Predictions of a mild, wet summer could mean higher yields for Missouri farmers

Apr 10, 2017

Missouri corn and soybean farmers may see higher yields this year, as scientists from the University of Missouri-Columbia forecast mild weather and moderate rainfall this summer. 

Meteorological records show that dry, mild winters typically are followed by average to slightly more than average rainfall in the spring and summer. 

"The reason why that would be is just a switch in the jet stream pattern and now is the time of the year when we expect there to be wetter conditions in April and May," said Tony Lupo, a professor of atmospheric science at Mizzou. 
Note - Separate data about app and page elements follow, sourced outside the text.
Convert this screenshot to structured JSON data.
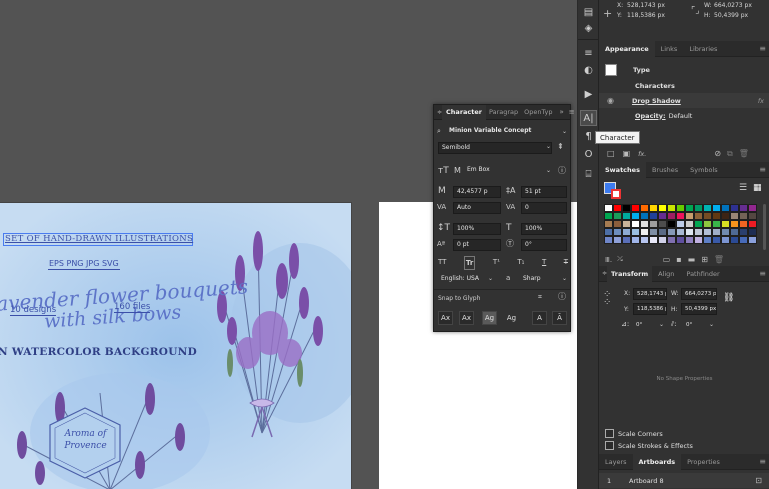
{
  "canvas": {
    "art_title": "SET OF HAND-DRAWN ILLUSTRATIONS",
    "art_formats": "EPS PNG JPG SVG",
    "art_script_1": "avender flower bouquets",
    "art_script_2": "with silk bows",
    "badge_designs": "10 designs",
    "badge_files": "160 files",
    "art_subtitle": "N WATERCOLOR BACKGROUND",
    "hex_text": "Aroma of Provence"
  },
  "infobar": {
    "x_label": "X:",
    "x_value": "528,1743 px",
    "y_label": "Y:",
    "y_value": "118,5386 px",
    "w_label": "W:",
    "w_value": "664,0273 px",
    "h_label": "H:",
    "h_value": "50,4399 px"
  },
  "tooltip": {
    "text": "Character"
  },
  "appearance": {
    "tabs": [
      "Appearance",
      "Links",
      "Libraries"
    ],
    "type_label": "Type",
    "characters_label": "Characters",
    "drop_shadow_label": "Drop Shadow",
    "fx_label": "fx",
    "opacity_label": "Opacity:",
    "opacity_value": "Default"
  },
  "character": {
    "tabs": [
      "Character",
      "Paragrap",
      "OpenTyp"
    ],
    "more": "»",
    "font_family": "Minion Variable Concept",
    "font_style": "Semibold",
    "em_box": "Em Box",
    "font_size": "42,4577 p",
    "leading": "51 pt",
    "kerning": "Auto",
    "tracking": "0",
    "vscale": "100%",
    "hscale": "100%",
    "baseline": "0 pt",
    "rotation": "0°",
    "language": "English: USA",
    "antialias": "Sharp",
    "aa_label": "a",
    "snap_label": "Snap to Glyph",
    "caps_btns": [
      "TT",
      "Tr",
      "T¹",
      "T₁",
      "T",
      "T"
    ],
    "glyph_btns": [
      "Ax",
      "Ax",
      "Ag",
      "Ag",
      "A",
      "Ā"
    ]
  },
  "swatches": {
    "tabs": [
      "Swatches",
      "Brushes",
      "Symbols"
    ],
    "colors": [
      "#ffffff",
      "#ff0000",
      "#000000",
      "#ff0000",
      "#ff6a00",
      "#ffd500",
      "#ffff00",
      "#c8e600",
      "#66cc00",
      "#00a651",
      "#009966",
      "#00b3b3",
      "#00aeef",
      "#0072bc",
      "#2e3192",
      "#662d91",
      "#92278f",
      "#00a651",
      "#1a9b5a",
      "#00a99d",
      "#00aeef",
      "#0072bc",
      "#21409a",
      "#662d91",
      "#9e1f63",
      "#ed145b",
      "#c69c6d",
      "#8c6239",
      "#754c24",
      "#603913",
      "#3c2415",
      "#998675",
      "#736357",
      "#534741",
      "#a67c52",
      "#8b5e3c",
      "#c7b299",
      "#ffffff",
      "#e0e0e0",
      "#9e9e9e",
      "#4d4d4d",
      "#000000",
      "#bdcce8",
      "#cccccc",
      "#00a651",
      "#8dc63f",
      "#39b54a",
      "#d7df23",
      "#f7941d",
      "#f26522",
      "#ed1c24",
      "#4d6fa6",
      "#6d8ebd",
      "#8eacd4",
      "#9bbfe0",
      "#f0f0f0",
      "#7f8fa6",
      "#5b6b86",
      "#8799b8",
      "#a8b8d4",
      "#dde5f0",
      "#c0c8d8",
      "#b2bfd6",
      "#a0aec8",
      "#708ab0",
      "#4f6a95",
      "#2a3f6e",
      "#1e2d52",
      "#6f86c8",
      "#8ea0d8",
      "#5a6fb8",
      "#9fb4e8",
      "#b6c4ee",
      "#e8e8f8",
      "#d0d0e8",
      "#8070b0",
      "#6050a0",
      "#9080c0",
      "#c0b0e0",
      "#5e7fc6",
      "#3a5aa8",
      "#7b94d2",
      "#2b4a94",
      "#476ab8",
      "#8aa0dc"
    ]
  },
  "transform": {
    "tabs": [
      "Transform",
      "Align",
      "Pathfinder"
    ],
    "x_label": "X:",
    "x_value": "528,1743 px",
    "y_label": "Y:",
    "y_value": "118,5386 px",
    "w_label": "W:",
    "w_value": "664,0273 px",
    "h_label": "H:",
    "h_value": "50,4399 px",
    "angle_value": "0°",
    "shear_value": "0°",
    "no_shape": "No Shape Properties",
    "scale_corners": "Scale Corners",
    "scale_strokes": "Scale Strokes & Effects"
  },
  "layers": {
    "tabs": [
      "Layers",
      "Artboards",
      "Properties"
    ],
    "artboard_num": "1",
    "artboard_name": "Artboard 8"
  }
}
That could translate into a 5 percent to 10 percent increase in corn and soybean yields, according to Lupo's research. However, data he collected for a study published last fall showed that yields are expected to be slightly lower for farmers in southeast Missouri. The reason why the data projected that is unknown. 

This map by the National Oceanic and Atmospheric Administration shows the predicted mild temperatures across the Midwest this summer.
Credit University of Missouri News Bureau

Weather forecasters also project that El Niño, or the warming of eastern Pacific Ocean, is returning again this year, which also could be responsible for the moderate weather expected this summer.

Following an El Niño effect last year, forecasters expected to see La Niña, the cooling of Pacific Ocean, occur this year, Lupo said, but that didn’t occur. He and his colleagues are studying what triggers such patterns, which remain mysterious to meteorologists.

While moderate rainfall is good for crops, the amount of rain isn't the only factor that matters when it comes to yields. For example, too much rain at the wrong time can interfere with some crops, such as hay

"The timing of the precipitation is important, not just the quantity," Lupo said. "Of course, in our forecast, we can't speak to the timing." 

Follow Eli Chen on Twitter: @StoriesByEli